Scientists often say we know more about the universe than we do about our own oceans. The world’s oceans are home to some of the most awe-inspiring creatures on the planet, such as the humpback whale seen in this photo. Hunted to near extinction by commercial whalers, humpback and other whales are making a comeback. However, they still face a number of threats, including loss of vital food resources. Humpbacks feed on krill, small shrimp-like crustaceans that form the foundation of the ocean food web. Since 1970, krill populations have fallen by 80 percent in the waters surrounding Antarctica. How? Krill require sea ice to reproduce, and shrinking sea ice due to climate change has made it difficult for krill to breed. This poses a significant risk to humpbacks and many other unique marine animals.

Ocean Life – Tropics

Life in warmer ocean waters is also in jeopardy. In the Gulf of Mexico, for example, the world’s smallest cetacean, the Vaquita porpoise, is also one of the most endangered. Recent estimates indicate that there are only 100 individuals left in the wild.
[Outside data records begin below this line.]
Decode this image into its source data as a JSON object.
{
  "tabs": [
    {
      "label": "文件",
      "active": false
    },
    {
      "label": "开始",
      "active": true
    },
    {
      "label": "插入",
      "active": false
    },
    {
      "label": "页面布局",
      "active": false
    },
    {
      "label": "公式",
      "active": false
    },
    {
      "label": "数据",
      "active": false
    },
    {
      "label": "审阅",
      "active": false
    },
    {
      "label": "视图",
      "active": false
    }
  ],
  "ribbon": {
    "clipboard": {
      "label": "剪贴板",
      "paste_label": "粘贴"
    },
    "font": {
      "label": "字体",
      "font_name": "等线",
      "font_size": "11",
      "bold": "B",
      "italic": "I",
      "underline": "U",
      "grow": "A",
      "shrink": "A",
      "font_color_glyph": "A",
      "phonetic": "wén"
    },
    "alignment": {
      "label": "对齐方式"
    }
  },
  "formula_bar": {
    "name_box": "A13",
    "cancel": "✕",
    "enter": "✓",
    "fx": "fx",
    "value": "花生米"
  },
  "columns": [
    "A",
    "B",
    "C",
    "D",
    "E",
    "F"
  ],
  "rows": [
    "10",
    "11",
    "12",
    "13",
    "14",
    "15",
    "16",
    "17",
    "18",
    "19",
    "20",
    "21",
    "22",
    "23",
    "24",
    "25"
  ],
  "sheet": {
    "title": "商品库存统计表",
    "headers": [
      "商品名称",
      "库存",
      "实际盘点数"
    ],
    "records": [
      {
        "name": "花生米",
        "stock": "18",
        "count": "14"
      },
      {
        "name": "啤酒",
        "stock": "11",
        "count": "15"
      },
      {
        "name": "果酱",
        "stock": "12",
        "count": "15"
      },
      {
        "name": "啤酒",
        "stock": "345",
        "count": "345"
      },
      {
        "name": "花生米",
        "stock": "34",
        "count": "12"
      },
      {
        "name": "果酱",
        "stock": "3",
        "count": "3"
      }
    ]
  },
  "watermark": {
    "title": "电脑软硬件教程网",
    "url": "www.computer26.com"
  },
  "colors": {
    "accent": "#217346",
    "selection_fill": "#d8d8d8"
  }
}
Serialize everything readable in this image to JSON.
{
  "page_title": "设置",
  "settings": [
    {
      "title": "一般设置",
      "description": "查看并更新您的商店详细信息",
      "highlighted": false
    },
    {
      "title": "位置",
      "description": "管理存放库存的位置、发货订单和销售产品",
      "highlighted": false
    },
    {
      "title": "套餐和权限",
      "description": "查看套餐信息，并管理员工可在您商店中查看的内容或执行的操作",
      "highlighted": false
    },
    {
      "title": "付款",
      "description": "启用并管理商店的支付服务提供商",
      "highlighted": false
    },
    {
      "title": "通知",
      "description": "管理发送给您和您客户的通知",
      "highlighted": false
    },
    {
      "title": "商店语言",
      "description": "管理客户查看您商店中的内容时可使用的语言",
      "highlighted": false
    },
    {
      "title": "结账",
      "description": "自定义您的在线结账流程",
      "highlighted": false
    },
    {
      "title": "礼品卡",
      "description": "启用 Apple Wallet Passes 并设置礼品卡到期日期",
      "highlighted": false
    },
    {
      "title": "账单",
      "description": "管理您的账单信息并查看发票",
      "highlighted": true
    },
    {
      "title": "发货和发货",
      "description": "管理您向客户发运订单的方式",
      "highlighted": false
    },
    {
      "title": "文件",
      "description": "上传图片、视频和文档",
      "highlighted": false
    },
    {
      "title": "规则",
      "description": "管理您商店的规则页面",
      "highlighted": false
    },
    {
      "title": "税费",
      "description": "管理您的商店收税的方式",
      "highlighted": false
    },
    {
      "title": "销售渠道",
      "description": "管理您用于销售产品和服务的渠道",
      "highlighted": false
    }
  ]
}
Vaquitas are killed as bycatch, meaning they are caught in the nets of other marine species that are hunted and fished. EIA has worked extensively to protect this creature from extinction, and most recently helped to secure a joint U.S.-Mexico statement on the Vaquita at the International Whaling Commission meeting in September.

African Savanna

The spacious grasslands of the African savanna provide nourishment to over 500 species of animals such as lions, gazelles, zebras, and the world’s largest land mammal, the African elephant. However, climate change is changing this unique habitat. Although naturally arid, the African savanna has been experiencing prolonged droughts as a result of a warming climate, which directly threaten the survival of some of the world’s most recognized and beloved creatures.

Photos are property of EIA
Vaquita and Humpack whale photos are courtesy of the National Oceanic and Atmospheric Administration